It’s been nearly 2 years since I skied powder of the champagne variety. In fact, the last time I did, I posted a short article about it, which you can check out below:
This is part II.
If you live in the state of Washington, the last week has been absolute insanity. Lowland snow struck the entire western side of the state, not to mention the same storm wreaking havoc on the mountain passes. Snow in the metropolitan areas isn’t super uncommon, it usually happens once or twice each winter. What IS VERY uncommon, is the consistent temperatures we have been having throughout the storm cycles. It has been cold. VERY cold.
For over a week, in the Issaquah, WA area, it hasn’t gotten above 25 degrees more than once. When that happens, its typically frigid up in the mountains, and it has been. Snoqualmie pass has been pounded with feet of snow the past week, and it has been in the high teens to low twenties through the entire storm cycle.
However, it has been mayhem in the mountains. I’m not sure why, but there have been multiple power outages, and PSE has been struggling to keep power consistently running there. Couple that with the idiotic drivers that don’t know how to drive in the snow without causing pile-ups galore (and a collision with a truck carrying sulfuric acid, no joke)… the thought of being able to get to the mountains today was definitely in question.
Somehow, it all worked out!
I arrived at Alpental around 6:45am. I’m an earlybird, and I got a great parking spot right next to the bridge. I was nursing coffee and a breakfast sandwich, waiting for my little brother and cousin to show up. At the base, it wasn’t even 20 degrees. Perfection. My coffee ran through me like an avalanche through a couloir, but thankfully the employees let me in to the lodge so I could get to the restroom before I reached critical mass.
At 8am, I picked up my lift ticket, headed back to my car, and got ready.
At this point, my brother and cousin arrived, and we were in line by 8:45am, close to the front, ready to load up on to Armstrong Express. The lift began spinning around 9:20am. The storm let off late last night, so ski patrol was on top of things today, and they got everything rolling fast.
We reach the top of Armstrong Express, and to our delight, chair 2 was already spinning! If you’ve never skied Alpental, chair 2 is a two-person lift that takes you to the top of the mountain and gives you access to Backcountry gates and whatnot. It usually takes at least another hour to open, following the opening of the lower mountain lifts.
So, We got in line, and began our ascent up in to the fog. As we came over the first crest, though, oh my goodness… it was bluebird.
And then, we skied powder, until we couldn’t feel our legs anymore.
Powder skiing will never be overrated. The pure joy and smile of floating down a mountain while taking upper cut after upper cut of snow to your face is something that cannot be described as other than perfection. That, for me, is profound. Because no matter how much these resort owners become sellouts, no matter how much they inflate lift ticket prices, come up with absurd policies… the joy of skiing deep snow never dissipates. It literally can’t.

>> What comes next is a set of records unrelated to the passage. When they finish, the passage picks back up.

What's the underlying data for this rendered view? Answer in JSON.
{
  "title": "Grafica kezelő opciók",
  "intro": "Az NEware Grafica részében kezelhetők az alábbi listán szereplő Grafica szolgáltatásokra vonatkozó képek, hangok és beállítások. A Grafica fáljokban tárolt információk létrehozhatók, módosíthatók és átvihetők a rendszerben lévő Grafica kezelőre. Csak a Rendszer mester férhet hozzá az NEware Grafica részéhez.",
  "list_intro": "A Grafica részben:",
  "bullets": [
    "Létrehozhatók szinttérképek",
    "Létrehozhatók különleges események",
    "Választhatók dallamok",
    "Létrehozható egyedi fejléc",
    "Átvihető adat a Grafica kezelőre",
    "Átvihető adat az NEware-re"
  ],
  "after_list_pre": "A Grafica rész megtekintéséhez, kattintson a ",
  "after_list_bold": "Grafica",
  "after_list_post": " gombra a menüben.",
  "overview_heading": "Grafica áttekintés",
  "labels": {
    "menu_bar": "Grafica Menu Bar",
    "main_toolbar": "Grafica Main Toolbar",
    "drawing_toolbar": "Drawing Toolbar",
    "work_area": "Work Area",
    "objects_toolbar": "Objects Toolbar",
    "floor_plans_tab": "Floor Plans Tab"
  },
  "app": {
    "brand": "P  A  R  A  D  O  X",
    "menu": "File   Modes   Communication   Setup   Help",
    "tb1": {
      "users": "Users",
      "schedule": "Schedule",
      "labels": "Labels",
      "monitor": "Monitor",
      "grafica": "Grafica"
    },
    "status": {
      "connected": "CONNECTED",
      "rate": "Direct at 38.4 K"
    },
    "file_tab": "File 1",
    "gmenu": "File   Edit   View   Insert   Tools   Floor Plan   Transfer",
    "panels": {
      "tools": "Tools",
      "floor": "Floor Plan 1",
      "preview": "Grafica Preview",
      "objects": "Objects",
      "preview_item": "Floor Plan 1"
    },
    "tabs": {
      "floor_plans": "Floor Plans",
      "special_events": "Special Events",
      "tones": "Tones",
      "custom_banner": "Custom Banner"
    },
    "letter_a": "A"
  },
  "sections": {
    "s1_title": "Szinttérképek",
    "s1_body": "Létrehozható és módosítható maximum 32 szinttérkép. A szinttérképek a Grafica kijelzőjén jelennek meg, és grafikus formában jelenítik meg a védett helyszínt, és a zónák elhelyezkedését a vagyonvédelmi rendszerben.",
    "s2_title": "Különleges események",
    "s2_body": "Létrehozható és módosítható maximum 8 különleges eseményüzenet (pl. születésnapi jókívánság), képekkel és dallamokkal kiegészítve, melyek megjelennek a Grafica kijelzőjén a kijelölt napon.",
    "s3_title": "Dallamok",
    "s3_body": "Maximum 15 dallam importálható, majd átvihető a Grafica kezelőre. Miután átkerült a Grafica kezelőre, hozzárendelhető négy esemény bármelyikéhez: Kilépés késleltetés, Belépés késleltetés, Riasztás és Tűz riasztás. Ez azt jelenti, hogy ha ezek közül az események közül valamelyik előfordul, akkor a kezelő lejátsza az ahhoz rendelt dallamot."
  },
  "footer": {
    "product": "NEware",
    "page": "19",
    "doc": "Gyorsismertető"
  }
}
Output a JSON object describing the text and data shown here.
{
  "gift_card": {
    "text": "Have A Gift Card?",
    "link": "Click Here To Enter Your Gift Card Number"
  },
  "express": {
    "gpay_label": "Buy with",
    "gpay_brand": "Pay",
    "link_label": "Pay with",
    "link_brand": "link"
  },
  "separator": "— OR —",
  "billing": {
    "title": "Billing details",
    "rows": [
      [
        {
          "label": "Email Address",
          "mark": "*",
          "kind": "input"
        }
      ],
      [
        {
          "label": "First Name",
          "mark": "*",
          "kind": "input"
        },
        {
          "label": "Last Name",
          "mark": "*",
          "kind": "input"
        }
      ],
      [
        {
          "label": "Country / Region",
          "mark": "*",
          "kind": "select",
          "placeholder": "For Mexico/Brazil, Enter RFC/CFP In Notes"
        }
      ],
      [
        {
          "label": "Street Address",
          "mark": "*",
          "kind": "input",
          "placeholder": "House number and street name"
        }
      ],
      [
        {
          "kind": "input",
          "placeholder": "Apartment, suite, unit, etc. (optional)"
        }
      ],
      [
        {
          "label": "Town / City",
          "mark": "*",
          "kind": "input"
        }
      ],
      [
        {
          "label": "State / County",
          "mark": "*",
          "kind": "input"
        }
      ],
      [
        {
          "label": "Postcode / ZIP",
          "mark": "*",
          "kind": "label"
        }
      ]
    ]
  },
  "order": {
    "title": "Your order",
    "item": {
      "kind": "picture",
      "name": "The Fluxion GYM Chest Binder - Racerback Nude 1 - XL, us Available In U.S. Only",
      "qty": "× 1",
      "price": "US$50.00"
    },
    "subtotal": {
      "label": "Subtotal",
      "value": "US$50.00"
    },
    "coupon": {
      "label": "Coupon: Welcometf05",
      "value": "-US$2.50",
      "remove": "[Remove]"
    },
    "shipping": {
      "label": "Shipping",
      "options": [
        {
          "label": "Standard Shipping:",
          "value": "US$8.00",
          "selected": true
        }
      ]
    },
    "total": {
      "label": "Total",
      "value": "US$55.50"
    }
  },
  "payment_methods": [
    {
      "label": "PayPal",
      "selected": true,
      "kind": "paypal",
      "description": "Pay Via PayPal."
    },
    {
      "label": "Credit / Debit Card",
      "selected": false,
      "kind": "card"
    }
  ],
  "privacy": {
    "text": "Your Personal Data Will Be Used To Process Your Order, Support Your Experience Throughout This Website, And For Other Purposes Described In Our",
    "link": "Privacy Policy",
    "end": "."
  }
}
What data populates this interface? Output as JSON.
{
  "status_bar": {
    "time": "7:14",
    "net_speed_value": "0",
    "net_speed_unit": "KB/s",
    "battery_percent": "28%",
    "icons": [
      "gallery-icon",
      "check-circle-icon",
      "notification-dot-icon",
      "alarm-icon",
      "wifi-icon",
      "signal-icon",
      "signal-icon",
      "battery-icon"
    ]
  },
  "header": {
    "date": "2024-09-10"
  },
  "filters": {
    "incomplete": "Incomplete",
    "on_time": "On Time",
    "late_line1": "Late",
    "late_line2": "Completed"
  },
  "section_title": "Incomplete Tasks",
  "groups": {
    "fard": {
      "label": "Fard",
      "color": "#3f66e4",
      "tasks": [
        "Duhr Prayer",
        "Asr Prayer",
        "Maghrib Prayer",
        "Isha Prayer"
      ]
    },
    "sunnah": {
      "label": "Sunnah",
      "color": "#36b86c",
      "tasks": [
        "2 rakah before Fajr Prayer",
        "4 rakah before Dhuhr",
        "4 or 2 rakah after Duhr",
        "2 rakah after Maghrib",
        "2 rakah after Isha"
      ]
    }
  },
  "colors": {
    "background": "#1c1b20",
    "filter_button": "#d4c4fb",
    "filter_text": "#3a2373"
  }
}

Have you ever had a bad day skiing powder? I’m not talking about losing a pair of goggles in a crash, snapping a pole, etc… I mean, have you ever had a day where you were fully operational as a skier, but did not enjoy yourself while skiing powder. I’d be shocked if anyone said they have.
I’ve had bad days skiing park. The lack of confidence, crashes being painful, etc. I’m sure everyone has. But the fact remains that powder skiing is something that unites everyone in joy and fun.
One of my all time favorite quotes, by the great TJ Schiller, sums it up perfectly. When asked how to describe skiing deep snow, he said the following:
“It’s what you think skiing should be.”
Thanks for reading, NS homies! I appreciate you all.
Skiers: Kade Lee, Ethan Lee, Denon "Triple Bogey Daddy" Lee